Unlike most other diet programs, DietPower also monitors your nutrient intake. After just one day of using the free trial, I discovered that I was a sucker for sodium and that I was not getting nearly enough protein. I was shocked to view the areas in which I was overdoing it, and the areas where I was lacking in nutrition. My diet consisted of 63 percent in carbohydrates, 27 percent fat, and only 10 percent protein; equivalent to 835 calories from carbs, 364 from fat, and a wee 135 calories from protein. DietPower's charts and graphs were an excellent source for this information.
While nothing fancy, these elements made it simple to track my progress and alter the areas that needed changing. The pie charts and bar graphs helped me balance my diet, and by day eight, I'd decreased both my carb and fat intake to a healthier 41 percent, and increased my protein to 19 percent. The most appealing chart however, was the thin red line of my weight loss, creeping steadily downhill towards my ultimate goal.
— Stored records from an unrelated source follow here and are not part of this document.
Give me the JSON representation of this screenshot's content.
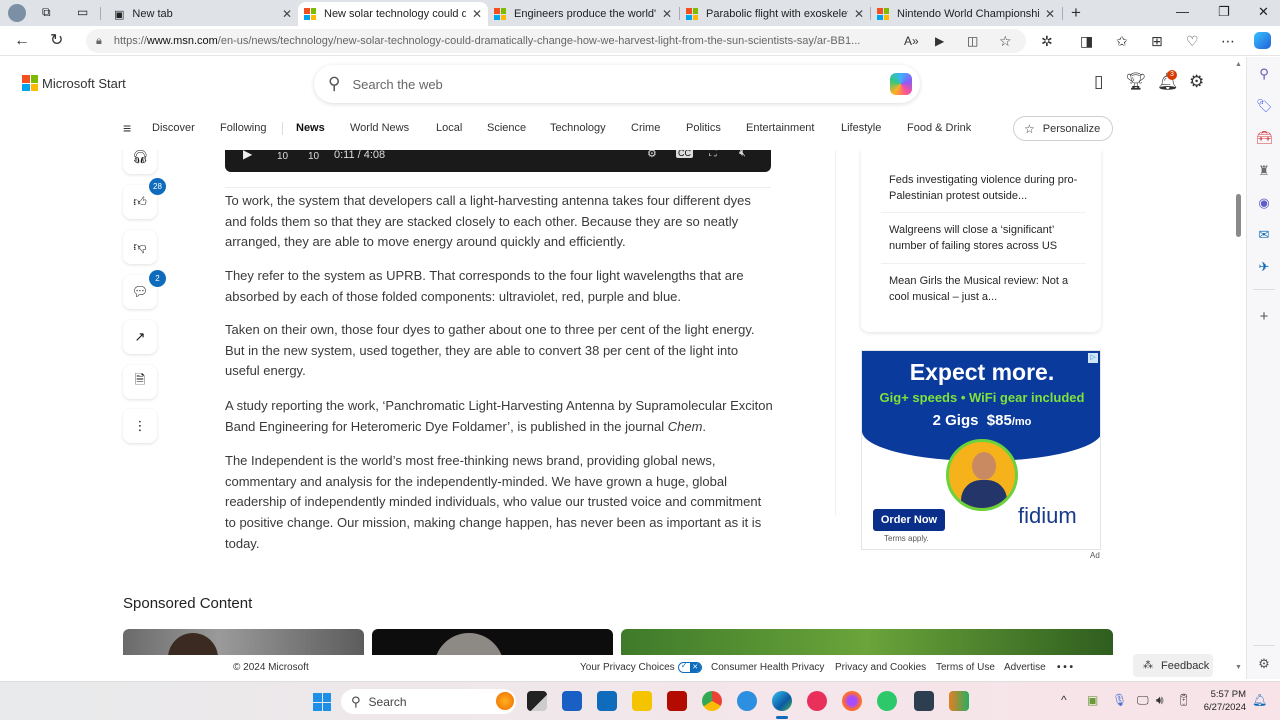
{
  "browser": {
    "tabs": [
      {
        "title": "New tab",
        "active": false
      },
      {
        "title": "New solar technology could dramatically",
        "active": true
      },
      {
        "title": "Engineers produce the world's first",
        "active": false
      },
      {
        "title": "Parabolic flight with exoskeleton:",
        "active": false
      },
      {
        "title": "Nintendo World Championships:",
        "active": false
      }
    ],
    "new_tab_label": "+",
    "window_controls": {
      "minimize": "—",
      "restore": "❐",
      "close": "✕"
    },
    "url_prefix": "https://",
    "url_domain": "www.msn.com",
    "url_path": "/en-us/news/technology/new-solar-technology-could-dramatically-change-how-we-harvest-light-from-the-sun-scientists-say/ar-BB1...",
    "toolbar_icons": [
      "read-aloud-icon",
      "immersive-reader-icon",
      "split-screen-icon",
      "favorite-star-icon",
      "extensions-icon",
      "split-window-icon",
      "favorites-icon",
      "collections-icon",
      "browser-essentials-icon",
      "more-icon",
      "copilot-icon"
    ]
  },
  "header": {
    "brand": "Microsoft Start",
    "search_placeholder": "Search the web",
    "notification_count": "3"
  },
  "nav": {
    "items": [
      "Discover",
      "Following",
      "News",
      "World News",
      "Local",
      "Science",
      "Technology",
      "Crime",
      "Politics",
      "Entertainment",
      "Lifestyle",
      "Food & Drink"
    ],
    "active": "News",
    "personalize_label": "Personalize"
  },
  "video": {
    "skip_back": "10",
    "skip_forward": "10",
    "time": "0:11 / 4:08"
  },
  "actions": {
    "likes": "28",
    "comments": "2"
  },
  "article": {
    "paragraphs": [
      "To work, the system that developers call a light-harvesting antenna takes four different dyes and folds them so that they are stacked closely to each other. Because they are so neatly arranged, they are able to move energy around quickly and efficiently.",
      "They refer to the system as UPRB. That corresponds to the four light wavelengths that are absorbed by each of those folded components: ultraviolet, red, purple and blue.",
      "Taken on their own, those four dyes to gather about one to three per cent of the light energy. But in the new system, used together, they are able to convert 38 per cent of the light into useful energy.",
      "The Independent is the world’s most free-thinking news brand, providing global news, commentary and analysis for the independently-minded. We have grown a huge, global readership of independently minded individuals, who value our trusted voice and commitment to positive change. Our mission, making change happen, has never been as important as it is today."
    ],
    "study_paragraph_prefix": "A study reporting the work, ‘Panchromatic Light-Harvesting Antenna by Supramolecular Exciton Band Engineering for Heteromeric Dye Foldamer’, is published in the journal ",
    "study_journal": "Chem",
    "study_suffix": "."
  },
  "trending": [
    "Feds investigating violence during pro-Palestinian protest outside...",
    "Walgreens will close a ‘significant’ number of failing stores across US",
    "Mean Girls the Musical review: Not a cool musical – just a..."
  ],
  "ad": {
    "headline": "Expect more.",
    "subline": "Gig+ speeds  •  WiFi gear included",
    "offer_speed": "2 Gigs",
    "offer_price": "$85",
    "offer_unit": "/mo",
    "cta": "Order Now",
    "terms": "Terms apply.",
    "brand": "fidium",
    "label": "Ad",
    "colors": {
      "background": "#0a3a9c",
      "accent": "#7fe23a"
    }
  },
  "sponsored": {
    "title": "Sponsored Content"
  },
  "footer": {
    "copyright": "© 2024 Microsoft",
    "links": [
      "Your Privacy Choices",
      "Consumer Health Privacy",
      "Privacy and Cookies",
      "Terms of Use",
      "Advertise"
    ],
    "more": "• • •",
    "feedback": "Feedback"
  },
  "taskbar": {
    "search_label": "Search",
    "time": "5:57 PM",
    "date": "6/27/2024"
  }
}
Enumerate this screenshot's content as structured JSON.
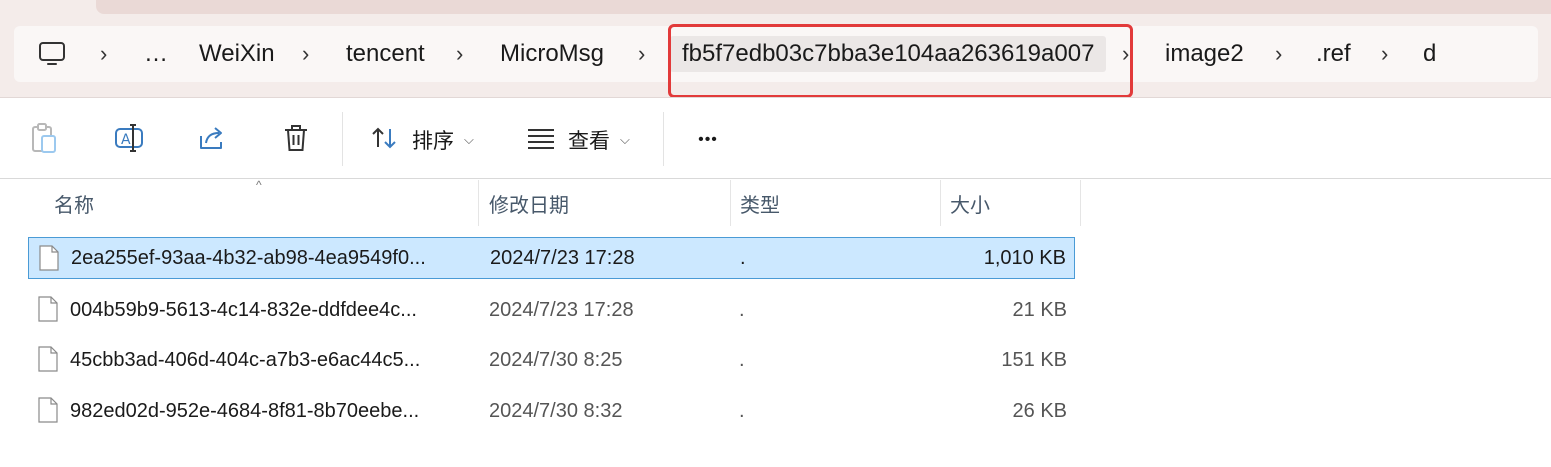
{
  "address_bar": {
    "segments": [
      "…",
      "WeiXin",
      "tencent",
      "MicroMsg",
      "fb5f7edb03c7bba3e104aa263619a007",
      "image2",
      ".ref",
      "d"
    ],
    "chevron": "›",
    "computer_icon": "computer-icon"
  },
  "toolbar": {
    "paste_icon": "paste-icon",
    "rename_icon": "rename-icon",
    "share_icon": "share-icon",
    "delete_icon": "delete-icon",
    "sort_label": "排序",
    "view_label": "查看",
    "more_label": "•••"
  },
  "columns": {
    "name": "名称",
    "date": "修改日期",
    "type": "类型",
    "size": "大小"
  },
  "files": [
    {
      "name": "2ea255ef-93aa-4b32-ab98-4ea9549f0...",
      "date": "2024/7/23 17:28",
      "type": ".",
      "size": "1,010 KB"
    },
    {
      "name": "004b59b9-5613-4c14-832e-ddfdee4c...",
      "date": "2024/7/23 17:28",
      "type": ".",
      "size": "21 KB"
    },
    {
      "name": "45cbb3ad-406d-404c-a7b3-e6ac44c5...",
      "date": "2024/7/30 8:25",
      "type": ".",
      "size": "151 KB"
    },
    {
      "name": "982ed02d-952e-4684-8f81-8b70eebe...",
      "date": "2024/7/30 8:32",
      "type": ".",
      "size": "26 KB"
    }
  ],
  "colors": {
    "highlight_box": "#e23a3a",
    "selection": "#cce8ff",
    "selection_border": "#4a9bd6"
  }
}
By the end of my 15-day trial, I'd lost 3.2 pounds. And DietPower never scolded me or told me how "good" or "bad" I'd been. It was there to help me realize what I was putting into my body, and what I'd have to do to get rid of it in a healthy way….
In this new technological age, the all-too-common excuse of having no time to diet is no longer acceptable. It couldn't get any easier. Weight loss is literally at our fingertips—it's only compromised by what we put at the end of our forks.